Two French companies, The EADS Group and Aero Composites Saintonge (ACS), have collaborated to create the E-Fan, a fully electric, general aviation training aircraft made from composites. It’s part of an initiative by aerospace company EADS to develop technologies that reduce aircraft carbon dioxide emissions.

Three years ago, EADS and ACS unveiled the first all-electric aerobatic plane and smallest manned aircraft with four engines. The plane took part in numerous performance flight tests where engineers gathered information on energy recovery and variable pitch propellers, which allow pilots to change the blade pitch during operation. This research became the catalyst for the E-Fan project.

Unlike most electric planes, which mimic conventionally-powered crafts, the E-Fan design was engineered from the ground up. “I designed the original structure of the aircraft from scratch and did the first calculations before approaching EADS and ACS’ owners,” says Didier Esteyne, technical director at ACS.

EADS was responsible for the electrical system, while ACS designed and built the rest of the aircraft, which can fly a maximum of 137 mph. “The lowest possible airframe weight is of critical importance for an all-electric aircraft,” says Esteyne. “And using carbon fiber composites was an obvious choice because of its better strength-to-weight ratio compared to aluminum alloys.” The entire fuselage, including the fin and empennage, as well as the wings and main spar were made from composites. The E-Fan has a 31-foot wingspan and a maximum weight of 1,212 pounds, fitting inside the light sports aircraft (LSA) weight parameters.

The two-seat E-Fan was created for short training missions such as basic pilot training, glider towing and aerobatics. The E-Fan’s fully electric propulsion system features two electric motors with a combined power of 60 kilowatts, each driving a ducted, variable pitch fan.

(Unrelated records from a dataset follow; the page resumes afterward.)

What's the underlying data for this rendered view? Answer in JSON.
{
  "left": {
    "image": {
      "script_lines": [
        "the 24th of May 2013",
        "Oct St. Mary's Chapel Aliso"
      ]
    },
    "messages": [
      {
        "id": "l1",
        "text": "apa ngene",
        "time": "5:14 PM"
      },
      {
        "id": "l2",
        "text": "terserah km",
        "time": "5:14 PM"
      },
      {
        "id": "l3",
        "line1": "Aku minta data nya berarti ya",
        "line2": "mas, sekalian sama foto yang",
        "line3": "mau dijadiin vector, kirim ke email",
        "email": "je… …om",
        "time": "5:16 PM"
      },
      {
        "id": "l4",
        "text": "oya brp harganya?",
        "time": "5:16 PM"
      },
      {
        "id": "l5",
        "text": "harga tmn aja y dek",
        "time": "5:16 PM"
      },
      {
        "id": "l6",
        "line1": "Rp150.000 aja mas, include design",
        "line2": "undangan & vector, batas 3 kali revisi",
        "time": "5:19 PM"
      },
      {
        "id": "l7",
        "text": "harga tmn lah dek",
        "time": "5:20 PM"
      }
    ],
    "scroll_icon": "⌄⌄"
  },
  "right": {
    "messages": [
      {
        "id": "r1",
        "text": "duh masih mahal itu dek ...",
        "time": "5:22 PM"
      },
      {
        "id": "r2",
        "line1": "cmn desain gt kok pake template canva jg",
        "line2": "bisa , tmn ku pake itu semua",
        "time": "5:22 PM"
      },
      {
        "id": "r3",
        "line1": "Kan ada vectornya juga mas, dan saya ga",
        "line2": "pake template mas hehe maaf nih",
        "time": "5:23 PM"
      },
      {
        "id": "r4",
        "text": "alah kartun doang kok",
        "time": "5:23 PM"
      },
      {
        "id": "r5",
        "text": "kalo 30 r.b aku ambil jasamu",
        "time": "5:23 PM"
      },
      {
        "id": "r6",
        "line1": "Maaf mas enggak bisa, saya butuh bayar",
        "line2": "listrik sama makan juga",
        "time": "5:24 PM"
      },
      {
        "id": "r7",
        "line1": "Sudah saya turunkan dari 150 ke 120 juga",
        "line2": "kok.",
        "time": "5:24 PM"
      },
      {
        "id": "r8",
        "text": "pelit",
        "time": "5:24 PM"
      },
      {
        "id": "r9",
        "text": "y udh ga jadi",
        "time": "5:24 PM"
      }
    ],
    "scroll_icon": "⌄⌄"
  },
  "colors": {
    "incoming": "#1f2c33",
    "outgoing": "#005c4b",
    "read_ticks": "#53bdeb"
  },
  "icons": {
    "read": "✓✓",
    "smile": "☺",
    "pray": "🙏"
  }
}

Since the engines are located near the center line of the aircraft, the E-Fan is easily controlled during single-engine flights. This propulsion system eliminates carbon dioxide or nitrous oxide emissions during flights, reduces the engines’ noise levels and reduces vibrations compared to aircraft powered by combustion engines.

Powered by multi-cell lithium ion polymer batteries, the E-Fan aircraft can fly for one hour before recharging. EADS expects to upgrade to batteries with higher energy density down the line, increasing flight time to one hour and 30 minutes.

The E-Fan’s landing gear is another innovative feature of this aircraft. It consists of two electrically-actuated retractable wheels – one in the front and one near the rear under the fuselage – plus two small wheels under the wings. The rear main wheel is driven by a six kilowatt electric motor providing power to accelerate up to 68 mph during take-off, which reduces the electrical power consumption in daily flight operations.

The French Directorate General for Civil Aviation, along with regional government institutions in southwest France, are financing the E-Fan project through the European Regional Development Fund.

The E-Fan’s first flight will take place this fall. The next step is commercialization and certification so aerospace training facilities can use the E-Fan, according to EADS. The company expects this to take three years, as current certification rules don’t cover electric propulsion.